*** Records supplied

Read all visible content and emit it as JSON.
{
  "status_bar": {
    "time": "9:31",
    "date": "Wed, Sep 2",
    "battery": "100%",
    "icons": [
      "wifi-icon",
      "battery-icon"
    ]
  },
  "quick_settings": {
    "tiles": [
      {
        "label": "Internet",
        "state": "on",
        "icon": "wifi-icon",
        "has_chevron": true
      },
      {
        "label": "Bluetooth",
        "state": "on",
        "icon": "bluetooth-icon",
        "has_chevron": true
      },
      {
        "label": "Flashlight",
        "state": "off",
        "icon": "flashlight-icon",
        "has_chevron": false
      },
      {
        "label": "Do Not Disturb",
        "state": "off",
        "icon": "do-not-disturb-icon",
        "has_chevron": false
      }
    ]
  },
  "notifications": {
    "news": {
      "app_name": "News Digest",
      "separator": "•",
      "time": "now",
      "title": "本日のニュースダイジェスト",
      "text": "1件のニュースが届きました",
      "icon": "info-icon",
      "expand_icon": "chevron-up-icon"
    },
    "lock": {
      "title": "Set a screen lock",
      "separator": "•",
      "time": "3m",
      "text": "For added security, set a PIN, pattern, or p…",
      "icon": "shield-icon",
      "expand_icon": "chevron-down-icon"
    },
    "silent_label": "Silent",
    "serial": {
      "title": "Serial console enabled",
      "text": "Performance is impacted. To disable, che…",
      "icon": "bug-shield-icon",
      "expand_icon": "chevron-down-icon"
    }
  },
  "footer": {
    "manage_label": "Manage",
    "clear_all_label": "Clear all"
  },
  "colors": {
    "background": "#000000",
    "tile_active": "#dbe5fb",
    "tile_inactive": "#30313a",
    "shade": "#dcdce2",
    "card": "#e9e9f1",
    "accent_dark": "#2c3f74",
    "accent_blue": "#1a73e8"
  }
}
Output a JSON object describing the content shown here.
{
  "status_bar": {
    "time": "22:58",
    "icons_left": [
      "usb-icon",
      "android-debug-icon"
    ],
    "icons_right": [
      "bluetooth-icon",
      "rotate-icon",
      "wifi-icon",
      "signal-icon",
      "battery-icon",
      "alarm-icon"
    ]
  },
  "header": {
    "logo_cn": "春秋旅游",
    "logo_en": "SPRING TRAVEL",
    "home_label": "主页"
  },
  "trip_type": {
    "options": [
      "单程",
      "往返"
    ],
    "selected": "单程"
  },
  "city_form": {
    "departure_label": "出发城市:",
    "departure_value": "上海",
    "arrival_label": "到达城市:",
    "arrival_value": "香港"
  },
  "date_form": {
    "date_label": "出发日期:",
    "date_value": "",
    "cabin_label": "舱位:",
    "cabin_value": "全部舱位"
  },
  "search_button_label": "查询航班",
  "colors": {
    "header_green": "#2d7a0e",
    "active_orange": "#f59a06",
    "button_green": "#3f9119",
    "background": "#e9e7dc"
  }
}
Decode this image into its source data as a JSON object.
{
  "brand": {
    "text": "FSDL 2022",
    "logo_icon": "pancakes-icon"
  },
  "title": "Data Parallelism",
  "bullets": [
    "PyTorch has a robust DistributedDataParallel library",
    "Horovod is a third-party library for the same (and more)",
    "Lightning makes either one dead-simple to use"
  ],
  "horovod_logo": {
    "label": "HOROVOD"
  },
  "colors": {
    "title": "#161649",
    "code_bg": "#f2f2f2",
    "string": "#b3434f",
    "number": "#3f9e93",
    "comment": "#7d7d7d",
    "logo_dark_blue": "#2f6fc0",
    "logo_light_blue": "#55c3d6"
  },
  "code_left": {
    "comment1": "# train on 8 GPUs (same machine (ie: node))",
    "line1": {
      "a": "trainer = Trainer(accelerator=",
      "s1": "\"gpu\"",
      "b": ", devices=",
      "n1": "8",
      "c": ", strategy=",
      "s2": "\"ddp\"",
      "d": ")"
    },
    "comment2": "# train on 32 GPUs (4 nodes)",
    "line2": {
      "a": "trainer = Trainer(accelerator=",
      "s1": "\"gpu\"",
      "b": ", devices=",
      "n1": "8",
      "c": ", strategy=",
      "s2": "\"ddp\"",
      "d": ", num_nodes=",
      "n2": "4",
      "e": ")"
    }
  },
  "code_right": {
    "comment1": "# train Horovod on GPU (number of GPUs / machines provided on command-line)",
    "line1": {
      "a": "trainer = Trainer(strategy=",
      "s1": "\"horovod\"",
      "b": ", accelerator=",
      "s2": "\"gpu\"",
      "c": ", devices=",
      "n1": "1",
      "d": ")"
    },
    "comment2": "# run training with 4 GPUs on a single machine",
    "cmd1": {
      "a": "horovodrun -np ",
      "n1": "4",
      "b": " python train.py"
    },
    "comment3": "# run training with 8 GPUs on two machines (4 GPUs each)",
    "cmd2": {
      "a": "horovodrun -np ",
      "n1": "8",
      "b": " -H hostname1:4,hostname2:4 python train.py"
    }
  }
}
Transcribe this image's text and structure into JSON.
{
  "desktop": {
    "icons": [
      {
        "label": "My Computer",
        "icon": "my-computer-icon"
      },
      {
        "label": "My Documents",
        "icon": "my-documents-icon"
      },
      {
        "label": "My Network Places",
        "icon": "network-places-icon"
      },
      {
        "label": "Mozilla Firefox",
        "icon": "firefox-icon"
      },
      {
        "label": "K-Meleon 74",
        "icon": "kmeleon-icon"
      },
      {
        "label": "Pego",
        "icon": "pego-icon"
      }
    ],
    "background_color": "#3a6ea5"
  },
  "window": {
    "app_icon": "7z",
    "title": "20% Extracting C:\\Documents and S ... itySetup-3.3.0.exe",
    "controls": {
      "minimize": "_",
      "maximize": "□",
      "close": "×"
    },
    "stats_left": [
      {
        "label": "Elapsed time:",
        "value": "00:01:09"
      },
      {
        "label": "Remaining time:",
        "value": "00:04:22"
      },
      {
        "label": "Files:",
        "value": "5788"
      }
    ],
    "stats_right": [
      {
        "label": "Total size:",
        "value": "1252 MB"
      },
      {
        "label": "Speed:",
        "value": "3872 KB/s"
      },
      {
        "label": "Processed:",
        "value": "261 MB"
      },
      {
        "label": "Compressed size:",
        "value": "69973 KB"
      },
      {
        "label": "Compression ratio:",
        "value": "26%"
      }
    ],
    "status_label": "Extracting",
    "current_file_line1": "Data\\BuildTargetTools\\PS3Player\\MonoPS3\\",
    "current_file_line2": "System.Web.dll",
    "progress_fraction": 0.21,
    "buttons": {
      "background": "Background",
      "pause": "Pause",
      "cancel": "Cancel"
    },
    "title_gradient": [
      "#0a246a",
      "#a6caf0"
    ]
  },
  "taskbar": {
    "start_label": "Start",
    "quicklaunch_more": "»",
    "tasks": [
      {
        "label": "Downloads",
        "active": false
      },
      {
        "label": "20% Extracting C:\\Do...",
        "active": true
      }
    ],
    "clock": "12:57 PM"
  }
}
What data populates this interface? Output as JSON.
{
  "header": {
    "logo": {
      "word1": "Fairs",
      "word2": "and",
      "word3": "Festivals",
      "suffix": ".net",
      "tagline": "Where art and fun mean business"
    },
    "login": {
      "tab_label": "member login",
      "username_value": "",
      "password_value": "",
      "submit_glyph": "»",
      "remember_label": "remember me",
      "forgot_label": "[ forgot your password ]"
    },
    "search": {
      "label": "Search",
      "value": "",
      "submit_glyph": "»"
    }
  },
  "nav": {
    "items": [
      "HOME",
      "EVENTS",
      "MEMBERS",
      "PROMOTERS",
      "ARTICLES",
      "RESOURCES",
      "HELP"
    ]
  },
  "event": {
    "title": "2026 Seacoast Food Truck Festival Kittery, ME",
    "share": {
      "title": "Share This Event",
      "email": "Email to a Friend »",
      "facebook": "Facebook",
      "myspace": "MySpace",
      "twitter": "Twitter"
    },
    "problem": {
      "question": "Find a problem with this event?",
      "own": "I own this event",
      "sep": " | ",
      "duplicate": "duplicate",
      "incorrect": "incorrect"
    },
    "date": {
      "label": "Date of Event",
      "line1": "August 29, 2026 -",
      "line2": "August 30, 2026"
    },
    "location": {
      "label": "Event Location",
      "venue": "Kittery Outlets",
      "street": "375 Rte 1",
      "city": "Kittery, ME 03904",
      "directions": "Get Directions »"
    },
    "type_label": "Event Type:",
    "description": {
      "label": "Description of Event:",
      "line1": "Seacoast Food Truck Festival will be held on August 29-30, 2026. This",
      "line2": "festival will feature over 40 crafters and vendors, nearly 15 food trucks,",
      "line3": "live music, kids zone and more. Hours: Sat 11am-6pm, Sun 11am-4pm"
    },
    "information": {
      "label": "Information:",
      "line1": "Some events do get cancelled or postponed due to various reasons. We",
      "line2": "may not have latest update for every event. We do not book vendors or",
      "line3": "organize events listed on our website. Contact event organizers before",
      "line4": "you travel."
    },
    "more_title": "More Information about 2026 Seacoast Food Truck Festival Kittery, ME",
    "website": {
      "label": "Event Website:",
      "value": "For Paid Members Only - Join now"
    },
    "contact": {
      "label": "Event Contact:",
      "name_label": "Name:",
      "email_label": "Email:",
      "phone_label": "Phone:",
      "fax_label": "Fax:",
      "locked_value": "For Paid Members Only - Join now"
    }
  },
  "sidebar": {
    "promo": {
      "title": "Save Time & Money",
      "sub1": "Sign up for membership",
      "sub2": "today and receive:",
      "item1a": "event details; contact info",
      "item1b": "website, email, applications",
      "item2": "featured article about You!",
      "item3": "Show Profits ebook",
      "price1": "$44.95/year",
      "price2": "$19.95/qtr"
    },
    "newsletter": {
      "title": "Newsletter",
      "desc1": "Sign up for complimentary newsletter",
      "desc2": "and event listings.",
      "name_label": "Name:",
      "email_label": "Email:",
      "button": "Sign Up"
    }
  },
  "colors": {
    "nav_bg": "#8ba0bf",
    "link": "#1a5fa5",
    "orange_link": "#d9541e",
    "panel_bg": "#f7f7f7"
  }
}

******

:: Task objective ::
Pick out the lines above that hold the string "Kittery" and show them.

:: Solved problem ::
    "title": "2026 Seacoast Food Truck Festival Kittery, ME",
      "venue": "Kittery Outlets",
      "city": "Kittery, ME 03904",
    "more_title": "More Information about 2026 Seacoast Food Truck Festival Kittery, ME",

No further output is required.